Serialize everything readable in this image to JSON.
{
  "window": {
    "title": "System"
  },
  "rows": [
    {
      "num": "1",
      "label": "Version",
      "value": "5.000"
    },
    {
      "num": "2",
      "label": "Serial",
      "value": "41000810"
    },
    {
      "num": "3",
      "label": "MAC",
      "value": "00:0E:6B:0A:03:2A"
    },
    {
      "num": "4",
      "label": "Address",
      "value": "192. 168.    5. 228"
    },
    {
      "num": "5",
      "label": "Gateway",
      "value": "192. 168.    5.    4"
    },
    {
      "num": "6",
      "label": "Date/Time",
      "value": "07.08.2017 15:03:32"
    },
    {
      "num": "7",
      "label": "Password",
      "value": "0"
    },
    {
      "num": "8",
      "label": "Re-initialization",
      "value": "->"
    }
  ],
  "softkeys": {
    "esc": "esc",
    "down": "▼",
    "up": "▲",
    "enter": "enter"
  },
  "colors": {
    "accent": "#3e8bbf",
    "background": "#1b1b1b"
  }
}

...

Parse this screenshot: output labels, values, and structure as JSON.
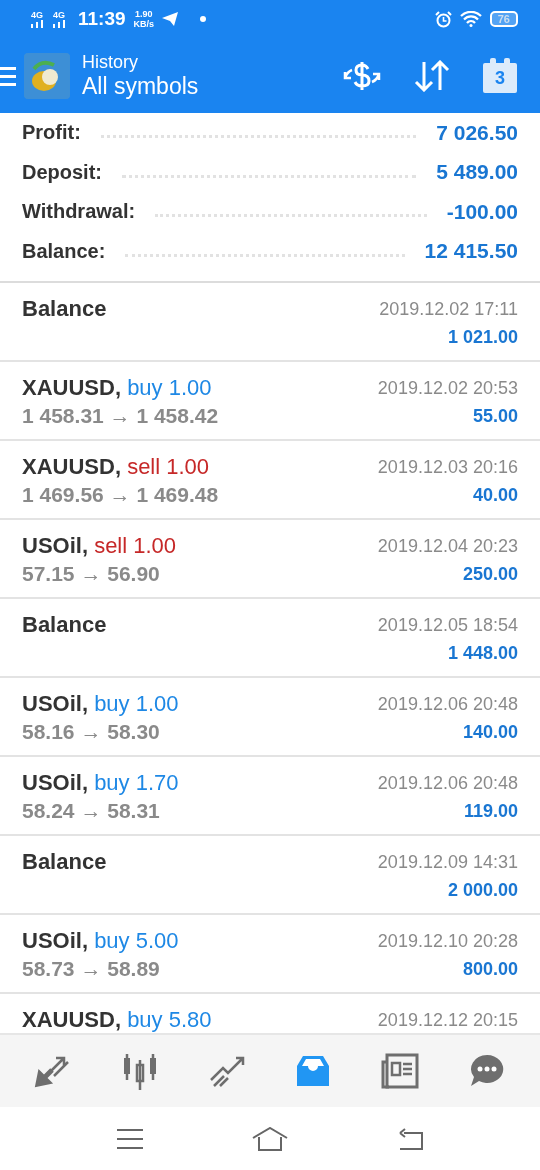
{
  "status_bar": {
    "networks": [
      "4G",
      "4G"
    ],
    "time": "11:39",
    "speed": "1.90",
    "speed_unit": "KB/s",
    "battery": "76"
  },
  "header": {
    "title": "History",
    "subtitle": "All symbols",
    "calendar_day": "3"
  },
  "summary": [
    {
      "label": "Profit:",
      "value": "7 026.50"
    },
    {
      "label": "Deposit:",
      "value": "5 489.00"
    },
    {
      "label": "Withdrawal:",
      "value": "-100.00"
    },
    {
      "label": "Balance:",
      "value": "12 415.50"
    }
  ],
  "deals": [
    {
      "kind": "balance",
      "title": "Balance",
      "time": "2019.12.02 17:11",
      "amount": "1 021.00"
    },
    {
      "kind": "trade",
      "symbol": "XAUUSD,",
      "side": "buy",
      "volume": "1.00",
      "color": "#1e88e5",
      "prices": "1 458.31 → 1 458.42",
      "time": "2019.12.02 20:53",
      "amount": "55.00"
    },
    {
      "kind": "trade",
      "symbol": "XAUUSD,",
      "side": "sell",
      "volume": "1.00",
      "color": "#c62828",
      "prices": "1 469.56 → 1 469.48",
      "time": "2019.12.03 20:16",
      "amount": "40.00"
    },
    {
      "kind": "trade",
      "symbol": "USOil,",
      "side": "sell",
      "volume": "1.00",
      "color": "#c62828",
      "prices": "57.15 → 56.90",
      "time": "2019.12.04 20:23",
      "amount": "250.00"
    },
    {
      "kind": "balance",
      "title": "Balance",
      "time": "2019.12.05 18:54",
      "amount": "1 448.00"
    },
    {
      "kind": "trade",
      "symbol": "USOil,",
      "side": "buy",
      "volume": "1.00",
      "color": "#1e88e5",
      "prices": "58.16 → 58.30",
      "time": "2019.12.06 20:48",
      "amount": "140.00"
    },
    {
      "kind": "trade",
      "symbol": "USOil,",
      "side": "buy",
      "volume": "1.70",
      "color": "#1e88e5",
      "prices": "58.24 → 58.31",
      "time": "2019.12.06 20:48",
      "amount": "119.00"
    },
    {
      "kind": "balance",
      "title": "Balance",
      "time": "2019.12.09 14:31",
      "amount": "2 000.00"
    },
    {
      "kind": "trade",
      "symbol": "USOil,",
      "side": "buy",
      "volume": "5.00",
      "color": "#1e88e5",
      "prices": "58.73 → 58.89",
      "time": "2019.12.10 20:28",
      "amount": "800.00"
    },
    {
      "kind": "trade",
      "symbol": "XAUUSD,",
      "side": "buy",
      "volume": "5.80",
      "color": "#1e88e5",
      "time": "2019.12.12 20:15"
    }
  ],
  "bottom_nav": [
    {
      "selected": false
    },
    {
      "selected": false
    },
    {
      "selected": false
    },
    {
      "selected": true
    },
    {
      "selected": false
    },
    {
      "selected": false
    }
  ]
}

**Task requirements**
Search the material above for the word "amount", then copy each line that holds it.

**Answer section**
      "amount": "1 021.00"
      "amount": "55.00"
      "amount": "40.00"
      "amount": "250.00"
      "amount": "1 448.00"
      "amount": "140.00"
      "amount": "119.00"
      "amount": "2 000.00"
      "amount": "800.00"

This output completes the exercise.